Using the data below, gather each line that includes the word "total".
===== Provided records
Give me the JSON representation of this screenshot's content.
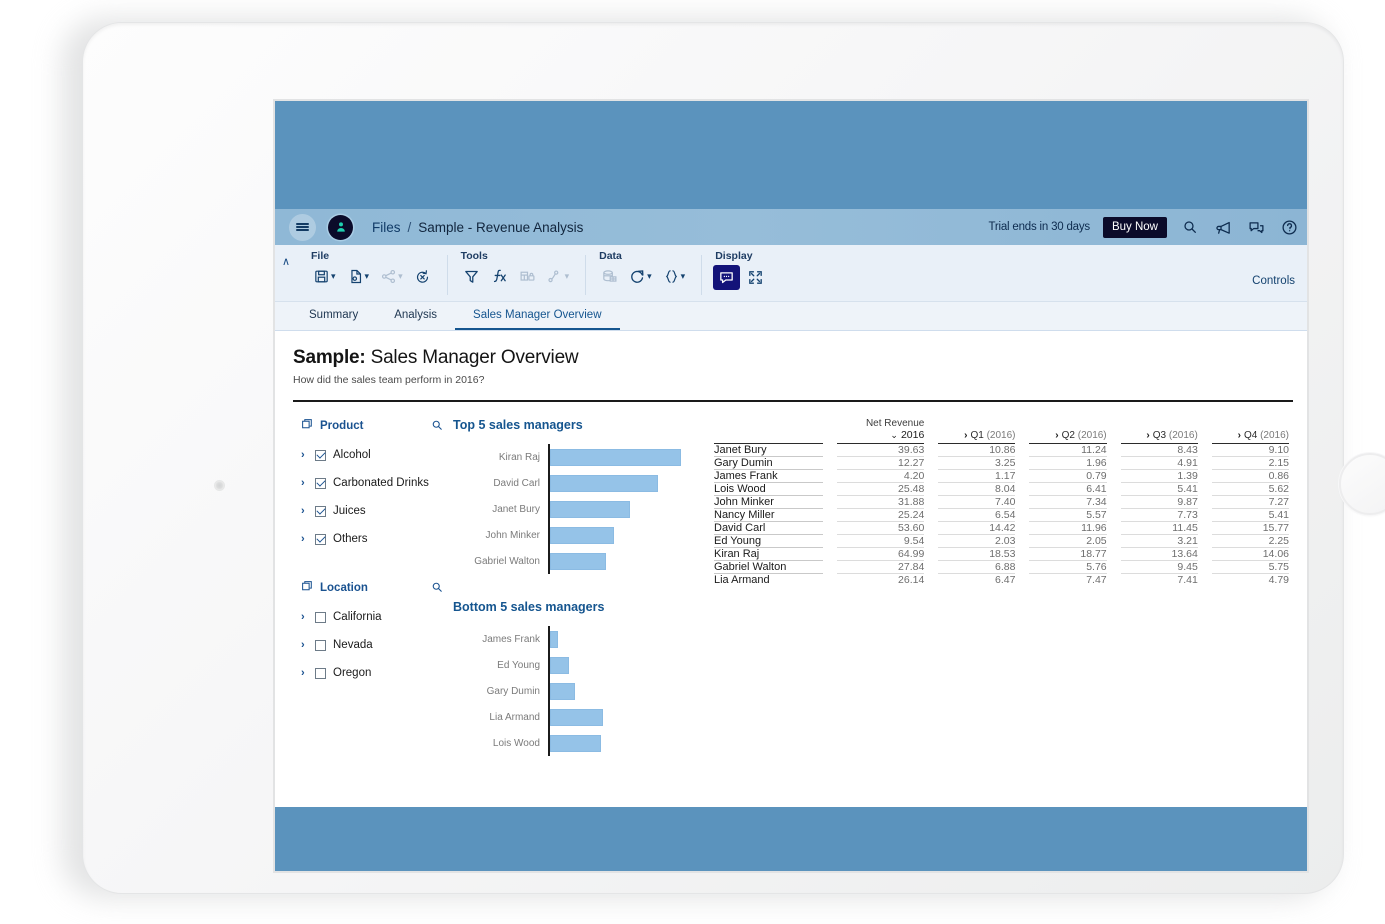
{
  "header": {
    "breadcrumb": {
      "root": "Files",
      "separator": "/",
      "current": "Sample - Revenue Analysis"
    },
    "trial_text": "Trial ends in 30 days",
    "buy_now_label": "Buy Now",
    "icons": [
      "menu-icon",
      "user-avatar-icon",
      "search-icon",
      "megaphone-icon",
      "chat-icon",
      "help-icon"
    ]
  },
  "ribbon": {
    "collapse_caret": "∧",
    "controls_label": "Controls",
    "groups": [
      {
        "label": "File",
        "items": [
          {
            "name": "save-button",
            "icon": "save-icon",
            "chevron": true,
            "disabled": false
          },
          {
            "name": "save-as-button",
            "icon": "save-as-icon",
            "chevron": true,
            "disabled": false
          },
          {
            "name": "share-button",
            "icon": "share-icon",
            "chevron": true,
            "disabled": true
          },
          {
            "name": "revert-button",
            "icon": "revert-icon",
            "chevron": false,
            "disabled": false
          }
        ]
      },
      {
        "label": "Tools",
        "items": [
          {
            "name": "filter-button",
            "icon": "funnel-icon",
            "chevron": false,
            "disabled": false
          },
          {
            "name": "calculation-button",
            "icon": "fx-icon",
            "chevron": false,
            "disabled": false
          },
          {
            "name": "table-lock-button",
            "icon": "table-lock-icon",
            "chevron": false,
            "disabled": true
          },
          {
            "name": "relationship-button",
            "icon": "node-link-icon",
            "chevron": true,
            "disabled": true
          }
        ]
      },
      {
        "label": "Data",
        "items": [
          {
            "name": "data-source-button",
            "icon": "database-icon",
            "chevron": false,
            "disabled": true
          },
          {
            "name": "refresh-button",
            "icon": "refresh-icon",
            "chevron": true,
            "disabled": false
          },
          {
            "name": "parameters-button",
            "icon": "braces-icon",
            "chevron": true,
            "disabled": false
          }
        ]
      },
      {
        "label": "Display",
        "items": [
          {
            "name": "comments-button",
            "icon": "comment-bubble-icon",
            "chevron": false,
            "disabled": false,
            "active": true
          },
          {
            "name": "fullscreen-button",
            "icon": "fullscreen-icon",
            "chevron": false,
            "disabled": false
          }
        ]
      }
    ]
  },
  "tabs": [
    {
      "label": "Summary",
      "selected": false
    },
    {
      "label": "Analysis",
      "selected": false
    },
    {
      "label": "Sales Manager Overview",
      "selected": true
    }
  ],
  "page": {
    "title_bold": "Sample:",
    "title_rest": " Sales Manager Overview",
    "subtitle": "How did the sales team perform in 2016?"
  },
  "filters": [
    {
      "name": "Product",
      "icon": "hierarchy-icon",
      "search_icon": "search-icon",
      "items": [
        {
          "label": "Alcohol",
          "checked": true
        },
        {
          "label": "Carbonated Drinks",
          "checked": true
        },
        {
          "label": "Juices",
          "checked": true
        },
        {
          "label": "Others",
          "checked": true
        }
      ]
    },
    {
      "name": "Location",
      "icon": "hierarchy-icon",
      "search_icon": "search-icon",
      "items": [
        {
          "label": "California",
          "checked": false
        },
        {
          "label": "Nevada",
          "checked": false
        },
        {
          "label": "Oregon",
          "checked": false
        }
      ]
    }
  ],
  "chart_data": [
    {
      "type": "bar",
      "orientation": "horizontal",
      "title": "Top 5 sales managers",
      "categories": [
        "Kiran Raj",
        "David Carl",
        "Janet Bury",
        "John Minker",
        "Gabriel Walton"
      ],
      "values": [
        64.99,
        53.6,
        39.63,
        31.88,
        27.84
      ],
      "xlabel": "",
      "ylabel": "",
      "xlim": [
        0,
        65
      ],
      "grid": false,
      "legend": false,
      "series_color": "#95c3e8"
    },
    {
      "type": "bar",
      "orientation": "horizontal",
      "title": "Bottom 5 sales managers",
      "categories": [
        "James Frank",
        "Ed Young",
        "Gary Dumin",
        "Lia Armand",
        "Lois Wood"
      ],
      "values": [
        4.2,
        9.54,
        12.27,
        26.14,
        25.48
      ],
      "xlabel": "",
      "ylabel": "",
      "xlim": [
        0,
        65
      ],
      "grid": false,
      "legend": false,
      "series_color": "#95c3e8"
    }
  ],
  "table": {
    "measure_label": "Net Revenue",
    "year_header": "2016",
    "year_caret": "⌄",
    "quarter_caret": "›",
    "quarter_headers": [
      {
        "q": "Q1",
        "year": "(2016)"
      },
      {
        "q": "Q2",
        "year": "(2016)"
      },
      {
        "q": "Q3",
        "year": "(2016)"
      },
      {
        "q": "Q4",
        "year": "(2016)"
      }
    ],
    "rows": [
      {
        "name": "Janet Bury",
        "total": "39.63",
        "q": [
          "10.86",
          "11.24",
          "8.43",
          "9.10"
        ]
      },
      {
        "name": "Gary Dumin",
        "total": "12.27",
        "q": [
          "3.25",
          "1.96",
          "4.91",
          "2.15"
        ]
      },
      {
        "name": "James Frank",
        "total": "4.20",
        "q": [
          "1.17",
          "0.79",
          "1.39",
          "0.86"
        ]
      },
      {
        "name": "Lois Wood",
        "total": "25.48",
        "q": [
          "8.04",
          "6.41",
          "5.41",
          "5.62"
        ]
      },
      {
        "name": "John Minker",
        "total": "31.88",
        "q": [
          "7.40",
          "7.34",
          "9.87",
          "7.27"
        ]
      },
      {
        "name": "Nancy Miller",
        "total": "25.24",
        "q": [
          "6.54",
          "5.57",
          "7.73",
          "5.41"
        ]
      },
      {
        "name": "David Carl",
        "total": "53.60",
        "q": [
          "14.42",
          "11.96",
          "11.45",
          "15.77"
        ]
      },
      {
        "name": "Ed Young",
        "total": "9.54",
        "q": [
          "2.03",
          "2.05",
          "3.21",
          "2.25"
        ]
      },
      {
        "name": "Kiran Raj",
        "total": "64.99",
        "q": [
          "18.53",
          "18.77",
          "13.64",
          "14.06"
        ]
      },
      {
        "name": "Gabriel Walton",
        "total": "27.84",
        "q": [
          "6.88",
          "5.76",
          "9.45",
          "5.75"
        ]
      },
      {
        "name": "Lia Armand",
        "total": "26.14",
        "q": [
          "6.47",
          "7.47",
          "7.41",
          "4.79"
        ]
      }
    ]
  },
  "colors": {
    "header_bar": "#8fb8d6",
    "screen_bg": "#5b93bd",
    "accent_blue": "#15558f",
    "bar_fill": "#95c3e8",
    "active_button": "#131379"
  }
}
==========
Task answer:
        "total": "39.63",
        "total": "12.27",
        "total": "4.20",
        "total": "25.48",
        "total": "31.88",
        "total": "25.24",
        "total": "53.60",
        "total": "9.54",
        "total": "64.99",
        "total": "27.84",
        "total": "26.14",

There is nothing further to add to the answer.